The way we treat people and our attitudes and behaviours towards them can create opportunities for everyone to participate (i.e. making it easy to join in), or barriers (difficulties or obstacles that make it hard to join in).
We have just discussed how being inflexible can exclude people with disability – for example, being inflexible with game rules. When we are inflexible, we are sending a message that we expect people to change to suit our own expectations. If we do this, we are not respecting others needs. Being inflexible and expecting people to change to suit our own expectations are examples of barriers as it prevents people with disability participating.

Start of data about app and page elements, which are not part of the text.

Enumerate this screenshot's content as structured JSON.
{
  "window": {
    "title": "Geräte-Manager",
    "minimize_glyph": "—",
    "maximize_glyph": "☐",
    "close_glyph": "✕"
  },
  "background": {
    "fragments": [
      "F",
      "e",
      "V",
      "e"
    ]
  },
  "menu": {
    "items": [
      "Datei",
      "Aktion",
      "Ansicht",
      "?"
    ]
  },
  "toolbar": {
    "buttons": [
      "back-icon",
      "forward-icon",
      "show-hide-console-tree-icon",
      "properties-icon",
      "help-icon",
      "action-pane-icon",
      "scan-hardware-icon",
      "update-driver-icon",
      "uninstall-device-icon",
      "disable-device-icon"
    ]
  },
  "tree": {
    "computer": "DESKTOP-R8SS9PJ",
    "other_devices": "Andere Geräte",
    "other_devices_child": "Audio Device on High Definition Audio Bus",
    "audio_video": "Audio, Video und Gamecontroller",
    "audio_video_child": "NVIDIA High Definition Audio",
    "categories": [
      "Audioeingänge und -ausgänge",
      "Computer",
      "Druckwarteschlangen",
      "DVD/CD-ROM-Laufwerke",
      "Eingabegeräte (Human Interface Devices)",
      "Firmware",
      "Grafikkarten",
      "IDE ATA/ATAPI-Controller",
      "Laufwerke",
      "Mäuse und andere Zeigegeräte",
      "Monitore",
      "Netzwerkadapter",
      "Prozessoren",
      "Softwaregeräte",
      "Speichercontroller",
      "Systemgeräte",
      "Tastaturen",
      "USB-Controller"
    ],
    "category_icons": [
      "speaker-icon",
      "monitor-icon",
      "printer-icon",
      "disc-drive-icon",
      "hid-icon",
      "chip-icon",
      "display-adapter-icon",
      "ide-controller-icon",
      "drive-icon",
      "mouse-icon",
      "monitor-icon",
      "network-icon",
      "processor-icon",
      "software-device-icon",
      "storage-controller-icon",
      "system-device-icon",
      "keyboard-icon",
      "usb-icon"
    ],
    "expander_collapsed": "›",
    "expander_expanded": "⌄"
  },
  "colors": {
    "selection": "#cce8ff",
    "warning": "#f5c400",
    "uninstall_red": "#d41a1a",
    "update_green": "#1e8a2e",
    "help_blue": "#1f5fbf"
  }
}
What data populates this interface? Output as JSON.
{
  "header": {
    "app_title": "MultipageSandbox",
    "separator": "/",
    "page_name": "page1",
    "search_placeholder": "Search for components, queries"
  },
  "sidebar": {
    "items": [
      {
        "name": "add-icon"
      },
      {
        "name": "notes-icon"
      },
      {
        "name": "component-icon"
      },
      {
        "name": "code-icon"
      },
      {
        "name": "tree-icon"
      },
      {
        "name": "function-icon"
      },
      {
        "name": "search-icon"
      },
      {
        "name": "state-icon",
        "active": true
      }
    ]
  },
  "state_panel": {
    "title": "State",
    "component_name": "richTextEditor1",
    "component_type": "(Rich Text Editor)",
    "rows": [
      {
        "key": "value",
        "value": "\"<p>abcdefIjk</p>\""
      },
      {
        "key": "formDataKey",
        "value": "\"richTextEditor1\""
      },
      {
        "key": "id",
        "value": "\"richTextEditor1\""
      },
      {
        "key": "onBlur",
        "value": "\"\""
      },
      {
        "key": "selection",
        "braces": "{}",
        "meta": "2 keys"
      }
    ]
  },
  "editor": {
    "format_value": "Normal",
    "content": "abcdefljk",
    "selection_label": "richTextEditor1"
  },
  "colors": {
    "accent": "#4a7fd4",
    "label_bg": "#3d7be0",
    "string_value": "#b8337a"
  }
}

We also discussed how being flexible can create opportunities for people with disability to participate. Finding other ways to do things and not expecting people with disability to change to suit others expectations allows everyone to be able to participate in daily activities – this is an example of opportunity – making it easy to join in.
LO2 Sorting activity: refer to the activity 3 resource for lesson 5. Read out the statements provided and ask students whether they are an example of opportunities (making participation easy) or barriers (making participation difficult).
When responding to the questions, children can use hand signals to show whether participation is difficult (stop hand), or participation is easy (thumbs up).
Use electronic white board to move statements to appropriate side.
| Conclusion and Reflection|
LO1, LO2 Children sit in a circle and respond to the following questions.
What can we do to make participation easy for people with disability?